November 21, 2018
In The News

U.S. Rep. Joseph D. Courtney, D-2nd District, recently introduced legislation aimed at reducing increasing rates of on-the-job violence experienced by health care and social service workers.

The “Workplace Violence Prevention for Health Care and Social Service Workers Act” directs the Occupational Safety and Health Administration to establish a standard requiring health care and social service employers to write and implement a workplace violence prevention plan to protect employees from violent incidents.

In a release announcing the legislation, Courtney, a senior member of the House Education and Workforce Committee, said that each year, health care and social service workers face violence, often from patients and their families.

“This legislation compels OSHA to do what employees, safety experts, and members of Congress have been calling for for years, to create an enforceable standard to ensure that employers are taking these risks seriously, and creating safe workplaces that their employees deserve,” he said.

According to the release, a 2016 U.S. Government Accountability Office study found that rates of violence against health care workers are up to 12 times higher than rates for the overall workforce, and 70 percent of nonfatal workplace assaults in 2016 occurred in the health care and social assistance sectors.

The release also said that recently released data from the Bureau of Labor Statistics found a “sharp increase” in serious injuries as a result of workplace violence among health care workers last year.

“Front line employees in these settings interact with a range of patients, clients, and their families, often with little training or direction for how to prevent or handle interactions that become violent,” the release said.

According to the release, the introduced legislation would ensure that health care and social service workplaces adopt “proven prevention techniques and are prepared to respond in the tragic event of a violent incident.”

In 2013, Courtney asked the GAO to study trends in health care workplace violence and identify options for OSHA to curtail it, the release says. In 2015, Courtney and other members asked OSHA to develop a workplace safety standard to protect health care workers from rising on-the-job violence. OSHA had agreed to undertake rulemaking on health care workplace violence, but action has stalled under the Trump administration.

Several health care and social service workers, unions, and other organizations applauded the legislation, including Helene Andrews, a registered nurse from Newtown.

Andrews said that during her last eight years of work, she suffered three assaults, which resulted in three major surgeries, lengthy recoveries, and residual pain and disabilities that she’s still dealing with.

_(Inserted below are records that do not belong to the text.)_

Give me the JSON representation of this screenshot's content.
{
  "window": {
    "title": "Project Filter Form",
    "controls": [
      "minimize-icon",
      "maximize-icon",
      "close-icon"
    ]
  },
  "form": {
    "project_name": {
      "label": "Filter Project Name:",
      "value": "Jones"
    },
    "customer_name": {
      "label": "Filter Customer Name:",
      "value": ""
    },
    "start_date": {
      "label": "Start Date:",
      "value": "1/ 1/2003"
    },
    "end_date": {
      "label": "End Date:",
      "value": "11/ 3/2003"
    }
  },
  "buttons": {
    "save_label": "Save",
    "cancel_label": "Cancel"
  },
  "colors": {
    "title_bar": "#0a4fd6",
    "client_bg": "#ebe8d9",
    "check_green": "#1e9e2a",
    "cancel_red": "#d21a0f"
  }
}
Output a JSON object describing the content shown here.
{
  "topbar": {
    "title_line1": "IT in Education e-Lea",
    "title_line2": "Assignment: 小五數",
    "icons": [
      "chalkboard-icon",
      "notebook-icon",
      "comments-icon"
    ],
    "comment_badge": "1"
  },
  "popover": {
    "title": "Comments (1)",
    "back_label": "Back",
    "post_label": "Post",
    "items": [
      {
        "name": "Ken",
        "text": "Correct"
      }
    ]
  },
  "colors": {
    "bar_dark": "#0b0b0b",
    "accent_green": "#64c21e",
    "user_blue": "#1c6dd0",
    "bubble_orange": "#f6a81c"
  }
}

“Preventing violent workplace injuries should be given the highest priority, and I salute Rep. Joe Courtney for his efforts,” she said.